:: DATASET EXTRACT ::

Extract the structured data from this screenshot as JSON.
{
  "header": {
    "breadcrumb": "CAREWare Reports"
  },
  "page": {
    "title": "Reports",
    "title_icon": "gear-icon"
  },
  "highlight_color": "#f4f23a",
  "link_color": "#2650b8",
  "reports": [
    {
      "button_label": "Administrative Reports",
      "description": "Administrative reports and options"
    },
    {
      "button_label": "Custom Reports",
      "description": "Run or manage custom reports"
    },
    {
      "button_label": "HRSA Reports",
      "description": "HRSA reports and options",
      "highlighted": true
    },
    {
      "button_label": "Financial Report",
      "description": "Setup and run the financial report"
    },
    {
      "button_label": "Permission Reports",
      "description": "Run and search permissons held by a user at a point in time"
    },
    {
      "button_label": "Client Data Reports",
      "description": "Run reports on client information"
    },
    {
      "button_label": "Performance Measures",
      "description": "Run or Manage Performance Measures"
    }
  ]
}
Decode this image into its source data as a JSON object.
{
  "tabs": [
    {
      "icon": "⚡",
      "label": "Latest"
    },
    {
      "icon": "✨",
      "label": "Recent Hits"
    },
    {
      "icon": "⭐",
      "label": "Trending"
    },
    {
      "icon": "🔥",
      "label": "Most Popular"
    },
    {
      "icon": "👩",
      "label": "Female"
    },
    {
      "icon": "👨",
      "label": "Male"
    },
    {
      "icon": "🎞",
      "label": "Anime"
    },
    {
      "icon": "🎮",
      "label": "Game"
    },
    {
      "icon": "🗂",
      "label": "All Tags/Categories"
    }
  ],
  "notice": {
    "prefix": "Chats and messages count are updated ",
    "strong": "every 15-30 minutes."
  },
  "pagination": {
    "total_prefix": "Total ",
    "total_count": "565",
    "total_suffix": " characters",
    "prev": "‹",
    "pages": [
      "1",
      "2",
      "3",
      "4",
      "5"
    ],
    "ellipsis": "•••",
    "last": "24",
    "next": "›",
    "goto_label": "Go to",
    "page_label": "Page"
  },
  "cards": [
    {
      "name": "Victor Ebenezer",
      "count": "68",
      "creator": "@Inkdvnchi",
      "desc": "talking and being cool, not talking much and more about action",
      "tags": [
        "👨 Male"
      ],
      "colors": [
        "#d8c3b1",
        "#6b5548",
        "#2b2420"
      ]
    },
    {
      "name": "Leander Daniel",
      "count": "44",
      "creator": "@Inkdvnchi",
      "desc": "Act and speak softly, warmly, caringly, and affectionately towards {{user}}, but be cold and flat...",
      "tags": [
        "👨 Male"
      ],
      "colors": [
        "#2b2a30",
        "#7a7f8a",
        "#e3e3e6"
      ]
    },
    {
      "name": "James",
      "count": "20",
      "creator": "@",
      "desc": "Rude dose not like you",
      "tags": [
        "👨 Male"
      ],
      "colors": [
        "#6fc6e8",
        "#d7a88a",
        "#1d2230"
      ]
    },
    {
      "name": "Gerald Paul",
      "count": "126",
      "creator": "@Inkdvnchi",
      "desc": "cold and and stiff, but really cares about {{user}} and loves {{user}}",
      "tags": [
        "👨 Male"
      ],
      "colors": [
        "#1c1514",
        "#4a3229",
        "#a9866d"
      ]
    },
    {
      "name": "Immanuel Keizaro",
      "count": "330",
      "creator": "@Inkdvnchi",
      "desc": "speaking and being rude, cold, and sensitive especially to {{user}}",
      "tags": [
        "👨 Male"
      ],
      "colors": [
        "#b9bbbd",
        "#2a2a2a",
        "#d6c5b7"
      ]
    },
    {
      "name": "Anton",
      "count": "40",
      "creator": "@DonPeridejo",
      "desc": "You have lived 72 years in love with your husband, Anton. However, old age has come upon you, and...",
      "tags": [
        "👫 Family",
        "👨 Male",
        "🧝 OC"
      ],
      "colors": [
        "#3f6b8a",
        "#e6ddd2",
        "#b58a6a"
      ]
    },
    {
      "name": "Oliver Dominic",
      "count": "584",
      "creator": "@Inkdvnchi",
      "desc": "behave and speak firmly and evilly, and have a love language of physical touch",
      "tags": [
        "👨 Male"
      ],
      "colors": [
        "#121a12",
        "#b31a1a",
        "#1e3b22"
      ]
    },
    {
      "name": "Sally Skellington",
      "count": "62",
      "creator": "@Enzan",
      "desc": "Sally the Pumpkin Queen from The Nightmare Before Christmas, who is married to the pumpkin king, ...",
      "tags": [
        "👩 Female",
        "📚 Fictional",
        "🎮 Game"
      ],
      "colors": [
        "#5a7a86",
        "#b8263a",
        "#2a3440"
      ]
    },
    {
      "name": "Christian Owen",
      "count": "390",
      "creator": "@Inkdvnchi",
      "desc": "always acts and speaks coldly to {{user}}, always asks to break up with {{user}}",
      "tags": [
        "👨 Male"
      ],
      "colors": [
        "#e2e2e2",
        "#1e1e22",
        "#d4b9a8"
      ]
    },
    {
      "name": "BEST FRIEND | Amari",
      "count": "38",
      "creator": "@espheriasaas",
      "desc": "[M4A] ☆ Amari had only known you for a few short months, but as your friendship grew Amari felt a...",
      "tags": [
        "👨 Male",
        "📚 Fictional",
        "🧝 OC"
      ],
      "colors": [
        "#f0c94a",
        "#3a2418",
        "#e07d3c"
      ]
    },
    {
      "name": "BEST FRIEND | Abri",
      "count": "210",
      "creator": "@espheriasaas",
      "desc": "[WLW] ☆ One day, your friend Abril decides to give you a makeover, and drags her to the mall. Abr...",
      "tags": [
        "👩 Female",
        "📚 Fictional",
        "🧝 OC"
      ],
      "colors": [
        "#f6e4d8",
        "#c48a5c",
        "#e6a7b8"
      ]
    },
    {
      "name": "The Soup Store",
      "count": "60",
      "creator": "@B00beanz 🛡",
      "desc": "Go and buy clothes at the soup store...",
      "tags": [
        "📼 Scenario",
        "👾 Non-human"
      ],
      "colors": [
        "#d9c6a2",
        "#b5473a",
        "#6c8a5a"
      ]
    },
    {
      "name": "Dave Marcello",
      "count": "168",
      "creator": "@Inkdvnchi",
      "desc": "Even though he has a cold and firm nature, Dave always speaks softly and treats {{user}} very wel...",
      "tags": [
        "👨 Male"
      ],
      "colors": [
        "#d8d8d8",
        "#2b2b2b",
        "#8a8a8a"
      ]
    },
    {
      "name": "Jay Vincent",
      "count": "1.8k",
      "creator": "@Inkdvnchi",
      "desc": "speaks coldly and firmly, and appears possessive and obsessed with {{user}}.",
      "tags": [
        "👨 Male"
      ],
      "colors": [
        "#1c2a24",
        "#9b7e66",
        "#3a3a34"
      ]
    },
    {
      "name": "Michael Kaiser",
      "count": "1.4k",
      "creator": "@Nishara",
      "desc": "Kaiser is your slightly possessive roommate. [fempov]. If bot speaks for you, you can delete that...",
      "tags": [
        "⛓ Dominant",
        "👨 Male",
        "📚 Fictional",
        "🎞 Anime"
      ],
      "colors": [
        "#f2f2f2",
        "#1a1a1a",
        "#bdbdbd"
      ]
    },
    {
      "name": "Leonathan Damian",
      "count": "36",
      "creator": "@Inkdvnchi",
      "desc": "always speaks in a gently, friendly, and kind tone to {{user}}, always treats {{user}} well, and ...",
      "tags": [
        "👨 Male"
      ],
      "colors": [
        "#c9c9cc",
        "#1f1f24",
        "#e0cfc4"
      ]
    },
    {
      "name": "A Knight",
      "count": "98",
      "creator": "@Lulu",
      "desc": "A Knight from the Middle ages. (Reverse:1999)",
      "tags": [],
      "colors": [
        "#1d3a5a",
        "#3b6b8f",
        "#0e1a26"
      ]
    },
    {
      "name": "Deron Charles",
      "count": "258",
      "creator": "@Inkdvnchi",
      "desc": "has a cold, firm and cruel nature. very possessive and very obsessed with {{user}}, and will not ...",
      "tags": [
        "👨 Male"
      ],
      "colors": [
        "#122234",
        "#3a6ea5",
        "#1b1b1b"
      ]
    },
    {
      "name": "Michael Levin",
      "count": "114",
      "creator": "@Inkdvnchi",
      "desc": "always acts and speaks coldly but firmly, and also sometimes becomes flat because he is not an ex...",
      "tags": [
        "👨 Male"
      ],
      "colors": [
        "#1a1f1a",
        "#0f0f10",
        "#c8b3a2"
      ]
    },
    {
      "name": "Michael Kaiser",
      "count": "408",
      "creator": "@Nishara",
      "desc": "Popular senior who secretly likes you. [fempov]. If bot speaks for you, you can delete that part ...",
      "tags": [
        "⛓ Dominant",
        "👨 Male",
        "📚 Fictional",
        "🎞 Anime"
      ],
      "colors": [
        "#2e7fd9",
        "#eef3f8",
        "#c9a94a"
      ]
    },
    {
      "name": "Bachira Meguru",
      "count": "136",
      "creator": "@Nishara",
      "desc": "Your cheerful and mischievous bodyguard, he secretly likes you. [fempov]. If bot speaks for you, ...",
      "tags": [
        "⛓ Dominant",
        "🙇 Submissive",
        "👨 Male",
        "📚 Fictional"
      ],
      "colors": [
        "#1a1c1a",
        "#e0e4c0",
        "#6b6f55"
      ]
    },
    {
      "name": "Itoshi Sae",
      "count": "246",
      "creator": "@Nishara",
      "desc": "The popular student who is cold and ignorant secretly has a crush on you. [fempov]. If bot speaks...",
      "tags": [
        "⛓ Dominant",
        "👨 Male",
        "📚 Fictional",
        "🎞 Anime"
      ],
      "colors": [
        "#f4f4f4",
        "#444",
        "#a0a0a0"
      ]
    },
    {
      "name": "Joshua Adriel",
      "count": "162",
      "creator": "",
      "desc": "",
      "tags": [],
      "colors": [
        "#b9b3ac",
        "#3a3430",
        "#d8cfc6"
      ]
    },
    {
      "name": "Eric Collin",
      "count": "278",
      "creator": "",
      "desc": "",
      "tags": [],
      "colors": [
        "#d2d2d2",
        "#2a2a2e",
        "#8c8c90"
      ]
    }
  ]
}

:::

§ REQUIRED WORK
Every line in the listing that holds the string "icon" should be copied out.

§ ANSWER TO THIS EXERCISE
    "title_icon": "gear-icon"
      "icon": "⚡",
      "icon": "✨",
      "icon": "⭐",
      "icon": "🔥",
      "icon": "👩",
      "icon": "👨",
      "icon": "🎞",
      "icon": "🎮",
      "icon": "🗂",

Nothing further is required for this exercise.